The requirements with tracing are serious, at the level of the most difficult modern games. Nvidia solutions are the best choice for such settings. The tested MSI GeForce RTX 3080 Suprim X 10G and MSI GeForce RTX 3070 Ti Gaming X Trio graphics cards confidently handle full HD with active tracing. At higher resolutions, tracing must be combined with DLSS to achieve comfortable fps. The potential of the GeForce RTX 3080 allows you to use the maximum level of tracing with high-quality DLSS in 1440p format, and in the case of the GeForce RTX 3070 Ti, you will probably have to turn on the balanced DLSS mode or select the optimal tracing parameters.

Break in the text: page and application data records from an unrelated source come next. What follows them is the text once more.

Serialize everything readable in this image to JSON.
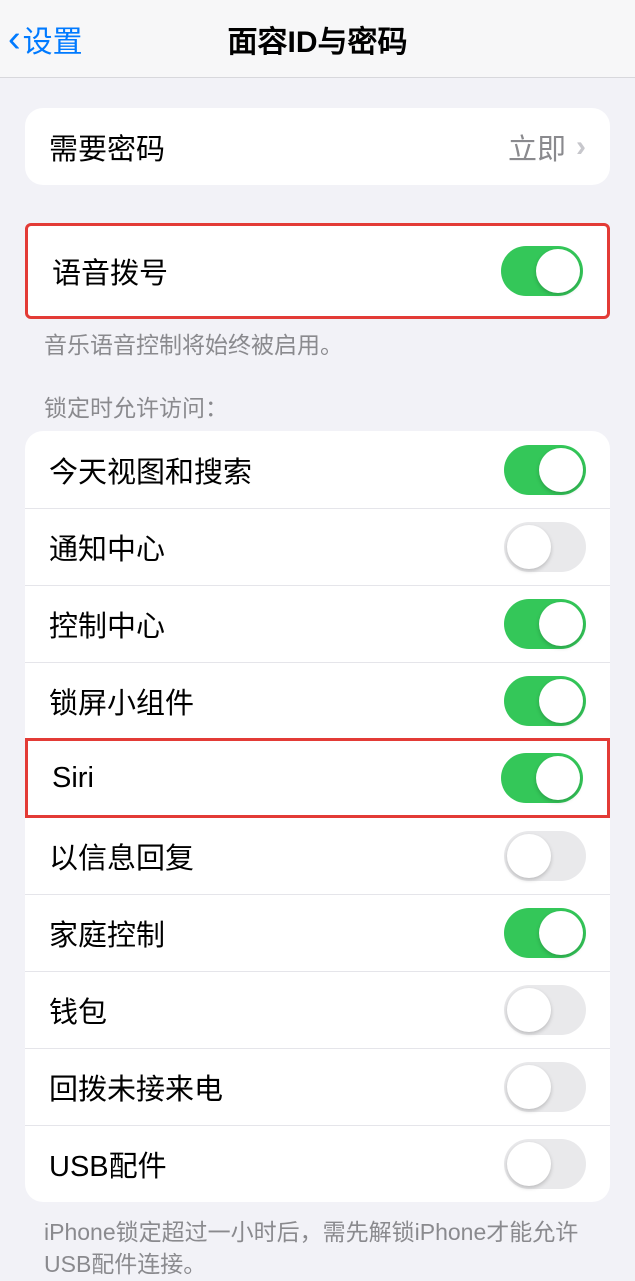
{
  "nav": {
    "back": "设置",
    "title": "面容ID与密码"
  },
  "passcode": {
    "label": "需要密码",
    "value": "立即"
  },
  "voice_dial": {
    "label": "语音拨号",
    "on": true,
    "footer": "音乐语音控制将始终被启用。"
  },
  "locked_access": {
    "header": "锁定时允许访问：",
    "items": [
      {
        "label": "今天视图和搜索",
        "on": true
      },
      {
        "label": "通知中心",
        "on": false
      },
      {
        "label": "控制中心",
        "on": true
      },
      {
        "label": "锁屏小组件",
        "on": true
      },
      {
        "label": "Siri",
        "on": true
      },
      {
        "label": "以信息回复",
        "on": false
      },
      {
        "label": "家庭控制",
        "on": true
      },
      {
        "label": "钱包",
        "on": false
      },
      {
        "label": "回拨未接来电",
        "on": false
      },
      {
        "label": "USB配件",
        "on": false
      }
    ],
    "footer": "iPhone锁定超过一小时后，需先解锁iPhone才能允许USB配件连接。"
  }
}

At 4K with beams, the game is able to bring any top-end graphics card to its knees, and for the GeForce RTX 3080 or GeForce RTX 3090, you will have to enable the fastest DLSS mode.
On AMD graphics cards, you can forget about tracing in Dying Light 2. The Radeon RX 6800 XT chokes even in Full HD, requiring upscaling to be activated. In the same tracing modes, the Radeon RX 6800 XT is inferior to the GeForce RTX 3070 Ti by about 40-60%. But the game looks great without tracing. At the same time, the developers ensured compatibility with all video cards thanks to DirectX 11 support. Therefore, not only owners of top systems, but also owners of budget PCs will be able to enjoy the game.